A capital gain results when a capital asset is sold for an amount that exceeds the item’s purchase price. If the asset sells for less than the purchase price, then it is a capital loss. If an asset is held for longer than one year before being sold, it results in a long-term capital gain. The profit from the sale of an asset held for one year or less is a short-term capital gain.
The amount by which your net long-term capital gain is greater than your net short-term capital loss for the year is your net capital gain. Your net capital gain is typically taxed at a rate lower than 15%. Net capital gain on collectibles and the taxable portion of a gain on qualified small business stock are taxed at 28%. The portion of a net capital gain on real property that must be recaptured in excess of straight-line depreciation can be taxed at rates up to 25%.
If your net capital losses are greater than your net capital gains, the losses can only be claimed up to $3,000 ($1,500 for married filing separately). Loss in excess of this amount can be carried over to following years.
Claim up to $26,000 per W2 Employee
- Billions of dollars in funding available
- Funds are available to U.S. Businesses NOW
- This is not a loan. These tax credits do not need to be repaid
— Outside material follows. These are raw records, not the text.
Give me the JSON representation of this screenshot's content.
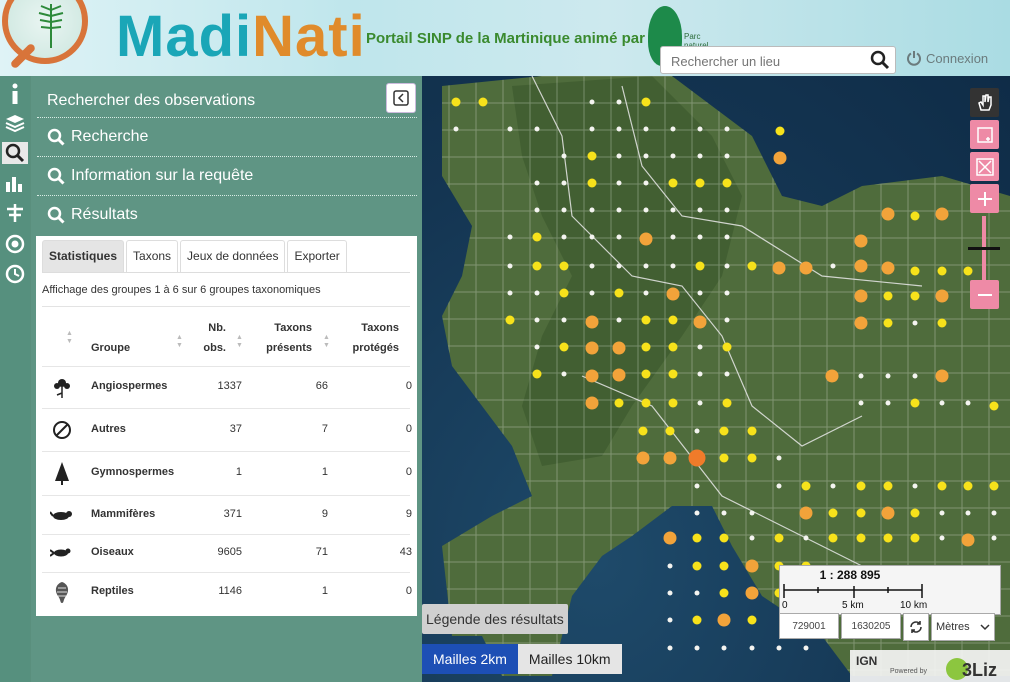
{
  "header": {
    "title_part1": "Madi",
    "title_part2": "Nati",
    "subtitle": "Portail SINP de la Martinique animé par",
    "search_placeholder": "Rechercher un lieu",
    "login_label": "Connexion"
  },
  "left_bar": {
    "icons": [
      "info-icon",
      "layers-icon",
      "search-icon",
      "bar-chart-icon",
      "filter-icon",
      "target-icon",
      "clock-icon"
    ]
  },
  "panel": {
    "title": "Rechercher des observations",
    "accordion": [
      "Recherche",
      "Information sur la requête",
      "Résultats"
    ],
    "tabs": [
      "Statistiques",
      "Taxons",
      "Jeux de données",
      "Exporter"
    ],
    "info": "Affichage des groupes 1 à 6 sur 6 groupes taxonomiques",
    "columns": {
      "groupe": "Groupe",
      "nb_obs_1": "Nb.",
      "nb_obs_2": "obs.",
      "taxons_1": "Taxons",
      "taxons_2": "présents",
      "proteges_1": "Taxons",
      "proteges_2": "protégés"
    },
    "rows": [
      {
        "groupe": "Angiospermes",
        "nb_obs": "1337",
        "taxons": "66",
        "proteges": "0",
        "icon": "flower-icon"
      },
      {
        "groupe": "Autres",
        "nb_obs": "37",
        "taxons": "7",
        "proteges": "0",
        "icon": "other-icon"
      },
      {
        "groupe": "Gymnospermes",
        "nb_obs": "1",
        "taxons": "1",
        "proteges": "0",
        "icon": "tree-icon"
      },
      {
        "groupe": "Mammifères",
        "nb_obs": "371",
        "taxons": "9",
        "proteges": "9",
        "icon": "mammal-icon"
      },
      {
        "groupe": "Oiseaux",
        "nb_obs": "9605",
        "taxons": "71",
        "proteges": "43",
        "icon": "bird-icon"
      },
      {
        "groupe": "Reptiles",
        "nb_obs": "1146",
        "taxons": "1",
        "proteges": "0",
        "icon": "reptile-icon"
      }
    ]
  },
  "map": {
    "legend_button": "Légende des résultats",
    "mesh_2km": "Mailles 2km",
    "mesh_10km": "Mailles 10km",
    "scale_ratio": "1 : 288 895",
    "scale_0": "0",
    "scale_5": "5 km",
    "scale_10": "10 km",
    "coord_x": "729001",
    "coord_y": "1630205",
    "units": "Mètres",
    "credit_ign": "IGN",
    "credit_powered": "Powered by",
    "credit_3liz": "3Liz"
  }
}
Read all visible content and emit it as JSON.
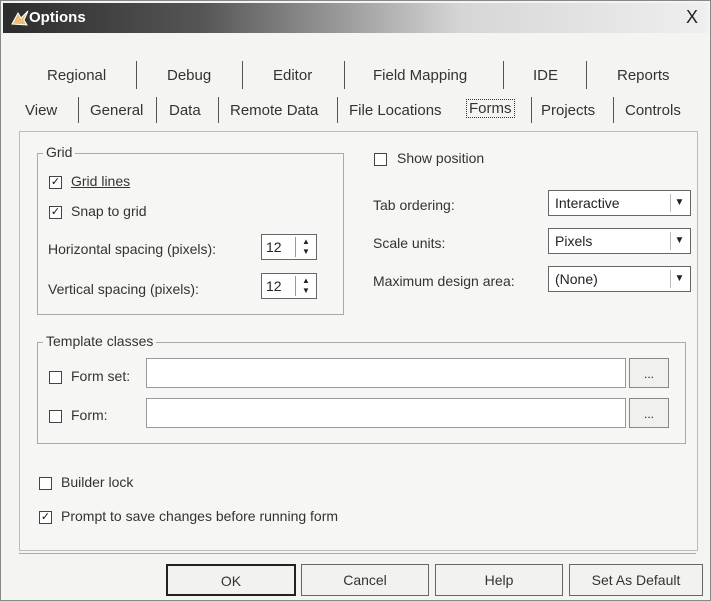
{
  "window": {
    "title": "Options",
    "close_label": "X"
  },
  "tabs_row1": [
    "Regional",
    "Debug",
    "Editor",
    "Field Mapping",
    "IDE",
    "Reports"
  ],
  "tabs_row2": [
    "View",
    "General",
    "Data",
    "Remote Data",
    "File Locations",
    "Forms",
    "Projects",
    "Controls"
  ],
  "active_tab": "Forms",
  "grid": {
    "legend": "Grid",
    "grid_lines_label": "Grid lines",
    "grid_lines_checked": true,
    "snap_label": "Snap to grid",
    "snap_checked": true,
    "h_spacing_label": "Horizontal spacing (pixels):",
    "h_spacing_value": "12",
    "v_spacing_label": "Vertical spacing (pixels):",
    "v_spacing_value": "12"
  },
  "right": {
    "show_position_label": "Show position",
    "show_position_checked": false,
    "tab_ordering_label": "Tab ordering:",
    "tab_ordering_value": "Interactive",
    "scale_units_label": "Scale units:",
    "scale_units_value": "Pixels",
    "max_design_label": "Maximum design area:",
    "max_design_value": "(None)"
  },
  "template": {
    "legend": "Template classes",
    "form_set_label": "Form set:",
    "form_set_checked": false,
    "form_label": "Form:",
    "form_checked": false,
    "browse_label": "..."
  },
  "builder_lock_label": "Builder lock",
  "builder_lock_checked": false,
  "prompt_save_label": "Prompt to save changes before running form",
  "prompt_save_checked": true,
  "buttons": {
    "ok": "OK",
    "cancel": "Cancel",
    "help": "Help",
    "set_default": "Set As Default"
  }
}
Report capital gains and losses to the IRS on Form 1040, Schedule D.
1. IRS – Topic 409 Capital Gains and Losses